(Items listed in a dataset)
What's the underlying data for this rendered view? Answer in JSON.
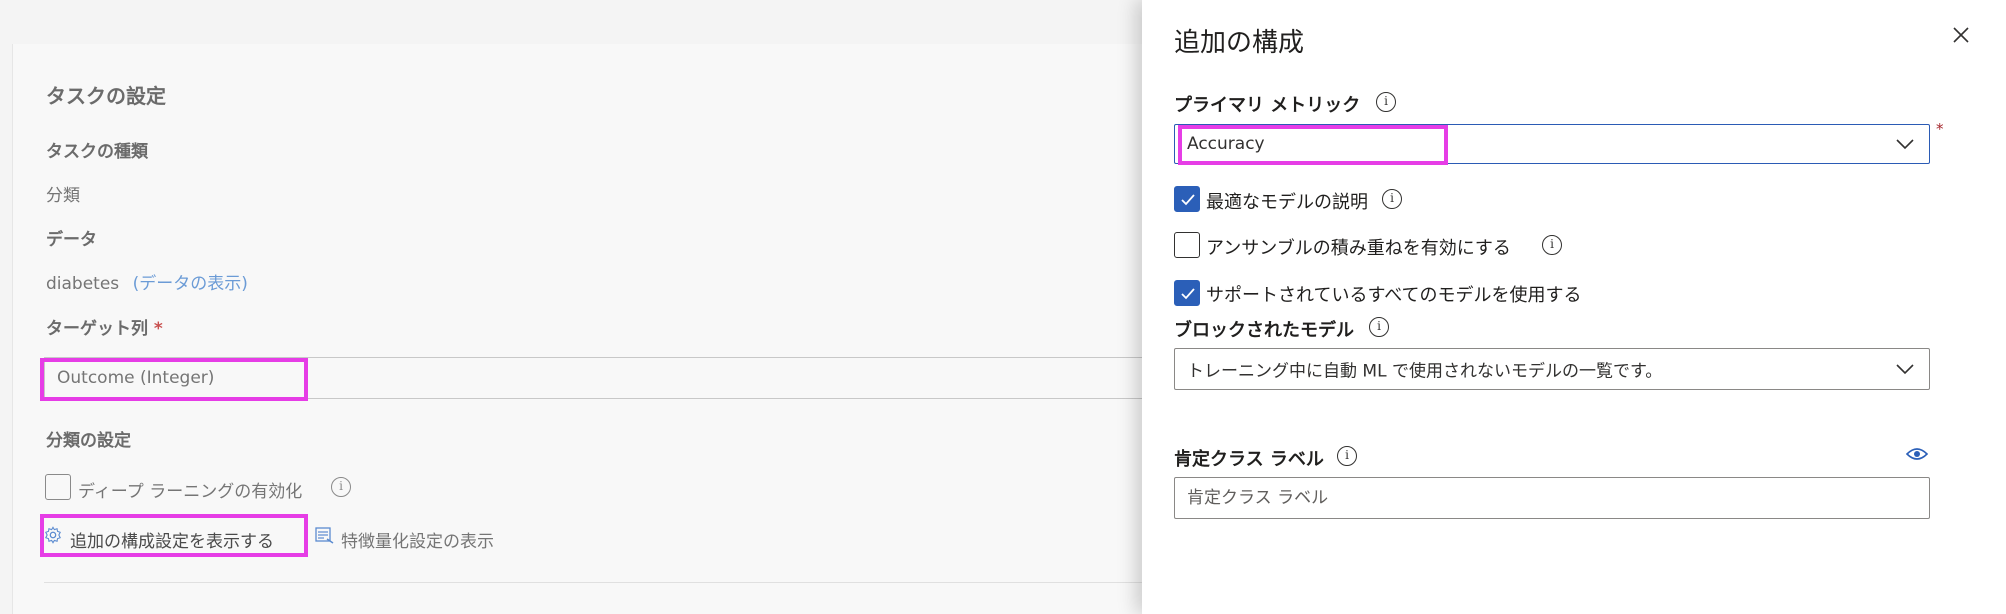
{
  "background": {
    "section_title": "タスクの設定",
    "task_type_label": "タスクの種類",
    "task_type_value": "分類",
    "data_label": "データ",
    "data_value": "diabetes",
    "data_link": "(データの表示)",
    "target_label": "ターゲット列",
    "required_mark": "*",
    "target_value": "Outcome (Integer)",
    "classification_settings_label": "分類の設定",
    "deep_learning_label": "ディープ ラーニングの有効化",
    "deep_learning_checked": false,
    "additional_config_link": "追加の構成設定を表示する",
    "featurization_link": "特徴量化設定の表示"
  },
  "panel": {
    "title": "追加の構成",
    "close_icon": "close-icon",
    "primary_metric_label": "プライマリ メトリック",
    "primary_metric_value": "Accuracy",
    "required_mark": "*",
    "checkboxes": [
      {
        "label": "最適なモデルの説明",
        "checked": true
      },
      {
        "label": "アンサンブルの積み重ねを有効にする",
        "checked": false
      },
      {
        "label": "サポートされているすべてのモデルを使用する",
        "checked": true
      }
    ],
    "blocked_models_label": "ブロックされたモデル",
    "blocked_models_placeholder": "トレーニング中に自動 ML で使用されないモデルの一覧です。",
    "positive_class_label": "肯定クラス ラベル",
    "positive_class_placeholder": "肯定クラス ラベル"
  },
  "colors": {
    "accent": "#2b5fb8",
    "highlight": "#e63de6",
    "required": "#a4262c"
  }
}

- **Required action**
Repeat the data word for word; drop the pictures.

- **Solution for this task**
What's the underlying data for this rendered view? Answer in JSON.
{
  "background": {
    "section_title": "タスクの設定",
    "task_type_label": "タスクの種類",
    "task_type_value": "分類",
    "data_label": "データ",
    "data_value": "diabetes",
    "data_link": "(データの表示)",
    "target_label": "ターゲット列",
    "required_mark": "*",
    "target_value": "Outcome (Integer)",
    "classification_settings_label": "分類の設定",
    "deep_learning_label": "ディープ ラーニングの有効化",
    "deep_learning_checked": false,
    "additional_config_link": "追加の構成設定を表示する",
    "featurization_link": "特徴量化設定の表示"
  },
  "panel": {
    "title": "追加の構成",
    "close_icon": "close-icon",
    "primary_metric_label": "プライマリ メトリック",
    "primary_metric_value": "Accuracy",
    "required_mark": "*",
    "checkboxes": [
      {
        "label": "最適なモデルの説明",
        "checked": true
      },
      {
        "label": "アンサンブルの積み重ねを有効にする",
        "checked": false
      },
      {
        "label": "サポートされているすべてのモデルを使用する",
        "checked": true
      }
    ],
    "blocked_models_label": "ブロックされたモデル",
    "blocked_models_placeholder": "トレーニング中に自動 ML で使用されないモデルの一覧です。",
    "positive_class_label": "肯定クラス ラベル",
    "positive_class_placeholder": "肯定クラス ラベル"
  },
  "colors": {
    "accent": "#2b5fb8",
    "highlight": "#e63de6",
    "required": "#a4262c"
  }
}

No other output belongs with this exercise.